▶ _Records provided_:
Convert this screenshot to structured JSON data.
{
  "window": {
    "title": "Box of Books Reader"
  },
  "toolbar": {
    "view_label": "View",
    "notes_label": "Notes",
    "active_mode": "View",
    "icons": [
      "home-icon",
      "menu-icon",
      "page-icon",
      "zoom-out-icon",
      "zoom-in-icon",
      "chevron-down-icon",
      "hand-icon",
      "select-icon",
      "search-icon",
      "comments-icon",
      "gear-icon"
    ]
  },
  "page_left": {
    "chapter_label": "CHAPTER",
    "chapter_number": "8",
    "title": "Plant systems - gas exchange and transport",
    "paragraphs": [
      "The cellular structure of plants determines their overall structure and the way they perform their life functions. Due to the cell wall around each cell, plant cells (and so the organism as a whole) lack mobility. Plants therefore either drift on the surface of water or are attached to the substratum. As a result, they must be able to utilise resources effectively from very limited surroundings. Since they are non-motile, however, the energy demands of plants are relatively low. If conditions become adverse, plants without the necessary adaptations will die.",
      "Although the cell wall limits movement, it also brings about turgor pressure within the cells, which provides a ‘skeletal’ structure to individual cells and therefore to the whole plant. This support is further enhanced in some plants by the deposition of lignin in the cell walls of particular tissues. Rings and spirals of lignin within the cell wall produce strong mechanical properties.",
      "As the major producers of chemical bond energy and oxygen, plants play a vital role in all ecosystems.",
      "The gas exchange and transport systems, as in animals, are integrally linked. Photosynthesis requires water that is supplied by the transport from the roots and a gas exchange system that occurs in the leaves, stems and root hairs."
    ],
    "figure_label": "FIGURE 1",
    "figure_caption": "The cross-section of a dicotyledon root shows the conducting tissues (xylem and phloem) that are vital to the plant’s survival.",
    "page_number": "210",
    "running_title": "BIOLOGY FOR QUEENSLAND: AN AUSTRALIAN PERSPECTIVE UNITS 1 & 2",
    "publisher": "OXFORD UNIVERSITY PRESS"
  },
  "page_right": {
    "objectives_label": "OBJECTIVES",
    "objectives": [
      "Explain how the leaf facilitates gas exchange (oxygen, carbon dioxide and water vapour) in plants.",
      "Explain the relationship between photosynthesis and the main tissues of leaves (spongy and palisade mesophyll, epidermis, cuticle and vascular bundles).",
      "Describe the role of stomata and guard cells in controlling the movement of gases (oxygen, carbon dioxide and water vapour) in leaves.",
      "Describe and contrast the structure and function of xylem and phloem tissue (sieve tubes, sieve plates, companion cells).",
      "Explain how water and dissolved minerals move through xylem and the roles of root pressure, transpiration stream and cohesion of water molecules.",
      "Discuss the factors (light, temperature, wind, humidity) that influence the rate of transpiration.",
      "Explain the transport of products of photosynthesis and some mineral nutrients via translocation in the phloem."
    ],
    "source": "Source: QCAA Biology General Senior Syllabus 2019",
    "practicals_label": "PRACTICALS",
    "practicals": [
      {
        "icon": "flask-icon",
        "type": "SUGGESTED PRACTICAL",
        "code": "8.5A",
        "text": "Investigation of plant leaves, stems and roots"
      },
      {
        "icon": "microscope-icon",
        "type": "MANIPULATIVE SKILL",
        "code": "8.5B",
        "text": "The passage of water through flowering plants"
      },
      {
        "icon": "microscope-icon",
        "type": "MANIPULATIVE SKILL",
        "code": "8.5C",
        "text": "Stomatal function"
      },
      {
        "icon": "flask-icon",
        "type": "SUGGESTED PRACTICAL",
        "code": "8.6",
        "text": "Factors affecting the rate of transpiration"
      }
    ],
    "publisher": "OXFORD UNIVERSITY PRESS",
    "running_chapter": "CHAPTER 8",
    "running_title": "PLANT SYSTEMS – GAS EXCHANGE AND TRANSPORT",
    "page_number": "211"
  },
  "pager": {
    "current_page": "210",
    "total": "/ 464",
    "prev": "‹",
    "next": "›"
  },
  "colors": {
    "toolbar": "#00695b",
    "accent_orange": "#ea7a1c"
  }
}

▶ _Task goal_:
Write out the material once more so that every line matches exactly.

▶ _Task result_:
Convert this screenshot to structured JSON data.
{
  "window": {
    "title": "Box of Books Reader"
  },
  "toolbar": {
    "view_label": "View",
    "notes_label": "Notes",
    "active_mode": "View",
    "icons": [
      "home-icon",
      "menu-icon",
      "page-icon",
      "zoom-out-icon",
      "zoom-in-icon",
      "chevron-down-icon",
      "hand-icon",
      "select-icon",
      "search-icon",
      "comments-icon",
      "gear-icon"
    ]
  },
  "page_left": {
    "chapter_label": "CHAPTER",
    "chapter_number": "8",
    "title": "Plant systems - gas exchange and transport",
    "paragraphs": [
      "The cellular structure of plants determines their overall structure and the way they perform their life functions. Due to the cell wall around each cell, plant cells (and so the organism as a whole) lack mobility. Plants therefore either drift on the surface of water or are attached to the substratum. As a result, they must be able to utilise resources effectively from very limited surroundings. Since they are non-motile, however, the energy demands of plants are relatively low. If conditions become adverse, plants without the necessary adaptations will die.",
      "Although the cell wall limits movement, it also brings about turgor pressure within the cells, which provides a ‘skeletal’ structure to individual cells and therefore to the whole plant. This support is further enhanced in some plants by the deposition of lignin in the cell walls of particular tissues. Rings and spirals of lignin within the cell wall produce strong mechanical properties.",
      "As the major producers of chemical bond energy and oxygen, plants play a vital role in all ecosystems.",
      "The gas exchange and transport systems, as in animals, are integrally linked. Photosynthesis requires water that is supplied by the transport from the roots and a gas exchange system that occurs in the leaves, stems and root hairs."
    ],
    "figure_label": "FIGURE 1",
    "figure_caption": "The cross-section of a dicotyledon root shows the conducting tissues (xylem and phloem) that are vital to the plant’s survival.",
    "page_number": "210",
    "running_title": "BIOLOGY FOR QUEENSLAND: AN AUSTRALIAN PERSPECTIVE UNITS 1 & 2",
    "publisher": "OXFORD UNIVERSITY PRESS"
  },
  "page_right": {
    "objectives_label": "OBJECTIVES",
    "objectives": [
      "Explain how the leaf facilitates gas exchange (oxygen, carbon dioxide and water vapour) in plants.",
      "Explain the relationship between photosynthesis and the main tissues of leaves (spongy and palisade mesophyll, epidermis, cuticle and vascular bundles).",
      "Describe the role of stomata and guard cells in controlling the movement of gases (oxygen, carbon dioxide and water vapour) in leaves.",
      "Describe and contrast the structure and function of xylem and phloem tissue (sieve tubes, sieve plates, companion cells).",
      "Explain how water and dissolved minerals move through xylem and the roles of root pressure, transpiration stream and cohesion of water molecules.",
      "Discuss the factors (light, temperature, wind, humidity) that influence the rate of transpiration.",
      "Explain the transport of products of photosynthesis and some mineral nutrients via translocation in the phloem."
    ],
    "source": "Source: QCAA Biology General Senior Syllabus 2019",
    "practicals_label": "PRACTICALS",
    "practicals": [
      {
        "icon": "flask-icon",
        "type": "SUGGESTED PRACTICAL",
        "code": "8.5A",
        "text": "Investigation of plant leaves, stems and roots"
      },
      {
        "icon": "microscope-icon",
        "type": "MANIPULATIVE SKILL",
        "code": "8.5B",
        "text": "The passage of water through flowering plants"
      },
      {
        "icon": "microscope-icon",
        "type": "MANIPULATIVE SKILL",
        "code": "8.5C",
        "text": "Stomatal function"
      },
      {
        "icon": "flask-icon",
        "type": "SUGGESTED PRACTICAL",
        "code": "8.6",
        "text": "Factors affecting the rate of transpiration"
      }
    ],
    "publisher": "OXFORD UNIVERSITY PRESS",
    "running_chapter": "CHAPTER 8",
    "running_title": "PLANT SYSTEMS – GAS EXCHANGE AND TRANSPORT",
    "page_number": "211"
  },
  "pager": {
    "current_page": "210",
    "total": "/ 464",
    "prev": "‹",
    "next": "›"
  },
  "colors": {
    "toolbar": "#00695b",
    "accent_orange": "#ea7a1c"
  }
}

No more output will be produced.